Vette magazine was recently called upon by the speed evangelists at Chevrolet to give our impressions of the freshened-for-'08 Z06 Corvette. Having enjoyed the time we spent with a base '08 coupe a few months earlier ("Repeat Performance," April '08), we were more than happy to arrange a tte--tte with the latest Z.
Chevrolet's flagship Vette (at the time) came to us carrying a standard price of $70,175. Our tester was well-optioned with the 3LZ Premium Equipment Group ($6,545), U3U Navigation with AM/FM CD ($1,750), and 83U Atomic Orange Metallic paint ($300), bringing its MSRP (with $825 destination charge) to $79,595. The cabin was laid out in the new-for-'08 Sienna leather trim, which made for a striking complement to the car's exterior finish. As is obligatory with all Z06 Corvettes, ours was equipped with the TR6060 six-speed manual transmission mated to a re-engineered shifter-and-linkage package that debuted on the Vette this year.
The single most expensive item in our Z06's inventory of options, the 3LZ package comprises a comprehensive suite of upgrades intended to bring heretofore unimagined levels of style and refinement to the Corvette's interior. It includes the following equipment:
* Side-impact airbags (driver and passenger)
* Steering-wheel-mounted radio controls
* Enhanced acoustic package
* Rear-compartment cargo net and luggage shade
* Memory package
* Heated seats (driver and passenger)
* Universal home remote
* Power telescoping steering column
* Custom, leather-wrapped interior (leather-wrapped upper instrument panel, upper door trim panels, and console storage cover; exclusive leather color and two-tone design, including seat headrest "tonal" crossed-flagembroidery and enhanced armrest padding; special, bias-pattern console trim plate)
As with previous C6 Z06s, the first thing we noticed about the '08 edition was its muscular good looks. The C6, in any trim, makes a bold visual statement, and although we've seen this generation for four model years now, it continues to impress. A pseudo-functional nose scoop (the opening vents a small amount of outside air to the engine compartment, but not to the intake tract) allows even moderately Corvette-savvy onlookers to identify the car as a Z06.
Other exterior styling cues exclusive to the Z include bulging air extractors located behind the front wheels; a downforce-inducing front splitter; wider rear fenders to cover the massive, 325mm tires; and a pair of side-mounted rear-brake-cooling scoops.

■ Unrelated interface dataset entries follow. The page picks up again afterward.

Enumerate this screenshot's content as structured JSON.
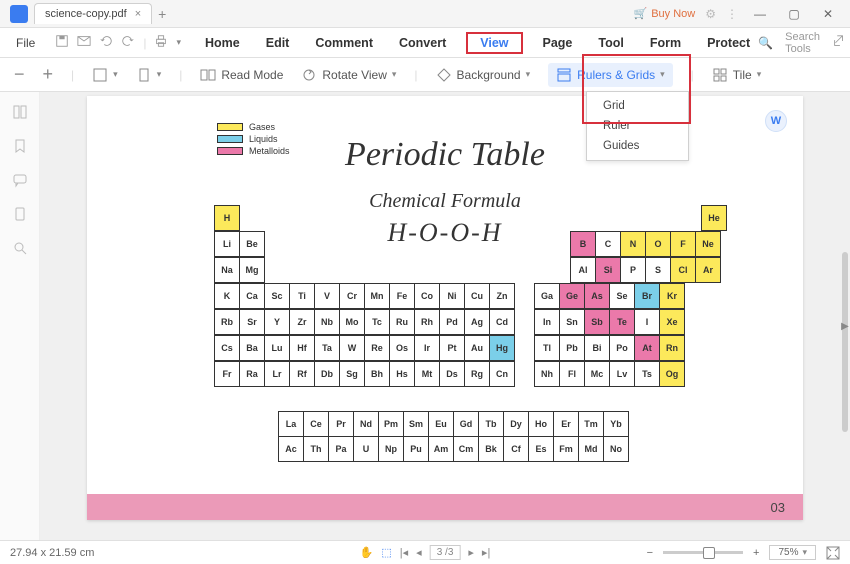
{
  "titlebar": {
    "filename": "science-copy.pdf",
    "buy_label": "Buy Now"
  },
  "menu": {
    "file": "File",
    "tabs": [
      "Home",
      "Edit",
      "Comment",
      "Convert",
      "View",
      "Page",
      "Tool",
      "Form",
      "Protect"
    ],
    "search_placeholder": "Search Tools"
  },
  "toolbar": {
    "read_mode": "Read Mode",
    "rotate_view": "Rotate View",
    "background": "Background",
    "rulers_grids": "Rulers & Grids",
    "tile": "Tile",
    "minus": "−",
    "plus": "+",
    "rulers_menu": [
      "Grid",
      "Ruler",
      "Guides"
    ]
  },
  "document": {
    "title": "Periodic Table",
    "subtitle": "Chemical Formula",
    "formula": "H-O-O-H",
    "legend": {
      "gases": "Gases",
      "liquids": "Liquids",
      "metalloids": "Metalloids"
    },
    "page_num": "03"
  },
  "statusbar": {
    "dims": "27.94 x 21.59 cm",
    "page_field": "3 /3",
    "zoom": "75%",
    "minus": "−",
    "plus": "+"
  },
  "pt": {
    "main": [
      [
        {
          "s": "H",
          "c": "y"
        },
        null,
        null,
        null,
        null,
        null,
        null,
        null,
        null,
        null,
        null,
        null,
        null,
        null,
        null,
        null,
        null,
        {
          "s": "He",
          "c": "y"
        }
      ],
      [
        {
          "s": "Li"
        },
        {
          "s": "Be"
        },
        null,
        null,
        null,
        null,
        null,
        null,
        null,
        null,
        null,
        null,
        {
          "s": "B",
          "c": "p"
        },
        {
          "s": "C"
        },
        {
          "s": "N",
          "c": "y"
        },
        {
          "s": "O",
          "c": "y"
        },
        {
          "s": "F",
          "c": "y"
        },
        {
          "s": "Ne",
          "c": "y"
        }
      ],
      [
        {
          "s": "Na"
        },
        {
          "s": "Mg"
        },
        null,
        null,
        null,
        null,
        null,
        null,
        null,
        null,
        null,
        null,
        {
          "s": "Al"
        },
        {
          "s": "Si",
          "c": "p"
        },
        {
          "s": "P"
        },
        {
          "s": "S"
        },
        {
          "s": "Cl",
          "c": "y"
        },
        {
          "s": "Ar",
          "c": "y"
        }
      ],
      [
        {
          "s": "K"
        },
        {
          "s": "Ca"
        },
        {
          "s": "Sc"
        },
        {
          "s": "Ti"
        },
        {
          "s": "V"
        },
        {
          "s": "Cr"
        },
        {
          "s": "Mn"
        },
        {
          "s": "Fe"
        },
        {
          "s": "Co"
        },
        {
          "s": "Ni"
        },
        {
          "s": "Cu"
        },
        {
          "s": "Zn"
        },
        {
          "s": "Ga"
        },
        {
          "s": "Ge",
          "c": "p"
        },
        {
          "s": "As",
          "c": "p"
        },
        {
          "s": "Se"
        },
        {
          "s": "Br",
          "c": "b"
        },
        {
          "s": "Kr",
          "c": "y"
        }
      ],
      [
        {
          "s": "Rb"
        },
        {
          "s": "Sr"
        },
        {
          "s": "Y"
        },
        {
          "s": "Zr"
        },
        {
          "s": "Nb"
        },
        {
          "s": "Mo"
        },
        {
          "s": "Tc"
        },
        {
          "s": "Ru"
        },
        {
          "s": "Rh"
        },
        {
          "s": "Pd"
        },
        {
          "s": "Ag"
        },
        {
          "s": "Cd"
        },
        {
          "s": "In"
        },
        {
          "s": "Sn"
        },
        {
          "s": "Sb",
          "c": "p"
        },
        {
          "s": "Te",
          "c": "p"
        },
        {
          "s": "I"
        },
        {
          "s": "Xe",
          "c": "y"
        }
      ],
      [
        {
          "s": "Cs"
        },
        {
          "s": "Ba"
        },
        {
          "s": "Lu"
        },
        {
          "s": "Hf"
        },
        {
          "s": "Ta"
        },
        {
          "s": "W"
        },
        {
          "s": "Re"
        },
        {
          "s": "Os"
        },
        {
          "s": "Ir"
        },
        {
          "s": "Pt"
        },
        {
          "s": "Au"
        },
        {
          "s": "Hg",
          "c": "b"
        },
        {
          "s": "Tl"
        },
        {
          "s": "Pb"
        },
        {
          "s": "Bi"
        },
        {
          "s": "Po"
        },
        {
          "s": "At",
          "c": "p"
        },
        {
          "s": "Rn",
          "c": "y"
        }
      ],
      [
        {
          "s": "Fr"
        },
        {
          "s": "Ra"
        },
        {
          "s": "Lr"
        },
        {
          "s": "Rf"
        },
        {
          "s": "Db"
        },
        {
          "s": "Sg"
        },
        {
          "s": "Bh"
        },
        {
          "s": "Hs"
        },
        {
          "s": "Mt"
        },
        {
          "s": "Ds"
        },
        {
          "s": "Rg"
        },
        {
          "s": "Cn"
        },
        {
          "s": "Nh"
        },
        {
          "s": "Fl"
        },
        {
          "s": "Mc"
        },
        {
          "s": "Lv"
        },
        {
          "s": "Ts"
        },
        {
          "s": "Og",
          "c": "y"
        }
      ]
    ],
    "la": [
      "La",
      "Ce",
      "Pr",
      "Nd",
      "Pm",
      "Sm",
      "Eu",
      "Gd",
      "Tb",
      "Dy",
      "Ho",
      "Er",
      "Tm",
      "Yb"
    ],
    "ac": [
      "Ac",
      "Th",
      "Pa",
      "U",
      "Np",
      "Pu",
      "Am",
      "Cm",
      "Bk",
      "Cf",
      "Es",
      "Fm",
      "Md",
      "No"
    ]
  }
}
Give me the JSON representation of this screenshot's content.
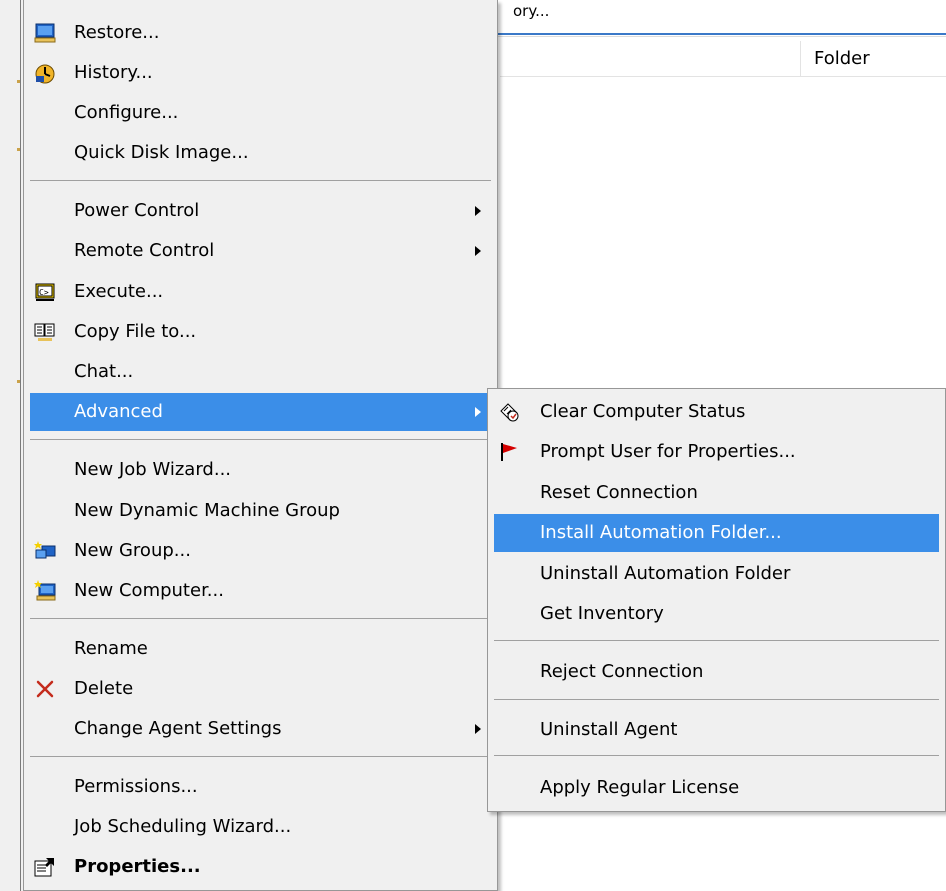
{
  "background": {
    "breadcrumb": "ory...",
    "column_header": "Folder"
  },
  "context_menu": {
    "items": {
      "restore": "Restore...",
      "history": "History...",
      "configure": "Configure...",
      "quick_disk_image": "Quick Disk Image...",
      "power_control": "Power Control",
      "remote_control": "Remote Control",
      "execute": "Execute...",
      "copy_file": "Copy File to...",
      "chat": "Chat...",
      "advanced": "Advanced",
      "new_job_wizard": "New Job Wizard...",
      "new_dynamic_group": "New Dynamic Machine Group",
      "new_group": "New Group...",
      "new_computer": "New Computer...",
      "rename": "Rename",
      "delete": "Delete",
      "change_agent_settings": "Change Agent Settings",
      "permissions": "Permissions...",
      "job_scheduling_wizard": "Job Scheduling Wizard...",
      "properties": "Properties..."
    }
  },
  "submenu": {
    "items": {
      "clear_status": "Clear Computer Status",
      "prompt_user": "Prompt User for Properties...",
      "reset_connection": "Reset Connection",
      "install_automation": "Install Automation Folder...",
      "uninstall_automation": "Uninstall Automation Folder",
      "get_inventory": "Get Inventory",
      "reject_connection": "Reject Connection",
      "uninstall_agent": "Uninstall Agent",
      "apply_license": "Apply Regular License"
    }
  },
  "colors": {
    "highlight": "#3b8ee8",
    "menu_bg": "#f0f0f0",
    "delete_icon": "#c42b1c",
    "flag_icon": "#d40000"
  }
}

A tall rear spoiler, Z06-specific wheels, and distinctive model badging complete the look, making the Z a sultry standout for speed-hungry connoisseurs.
But for all the superlatives bestowed upon its sculpted exterior, the true beauty of the Z06 has always lain beneath its hood. The incredible 7.0L (427ci) LS7 is billed as the most powerful Corvette engine ever offered to the public, and our testing bears this out (see sidebar). The LS7 brings 505 horsepower to a 3,132-pound package-a combination that, according to Chevy, delivers a 0-60 performance of 3.7 seconds in First gear, quarter-mile times of 11.7 seconds at 125 mph, and a top speed of 198 mph. (It's actually a little higher, from what we've, um, heard.) The Z accelerates like it's directly wired to the brain's pleasure centers, answering the request for speed instantly, as rapid as thought. It's the Corvette once imaginable only in dreams, now engineered for reality.
As with previous editions, the '08 Z06 made us rethink everything about what a Corvette is supposed to be...and currently is. Like the 427-powered Vettes that preceded it, the LS7 Z transcends the category of mere transportation to lift its driver to a state of euphoria from the moment the start button is engaged. It's a heavy-hitting, no-holds-barred, brute-force monster at full throttle, yet a docile driver at more sedate speeds. And in the right hands, it brings remarkable agility to the art of driving on four wheels. If you're looking for a true muscle machine with the uncompromised performance of an exotic, the Z06 is the car for you. Our final opinion: We'd have to graft two more digits onto each hand just to give it a proper thumbs up.
On The Dyno
In keeping with VETTE test-car protocol, we drove our '08 Z06 over to AntiVenom in Seffner, Florida, to see how it performed on the shop's chassis dyno. The exercise took on special importance in this case, inasmuch as we'd heard rumors that the latest version of the Z is down a bit on power as compared with the '06-'07 models. It isn't.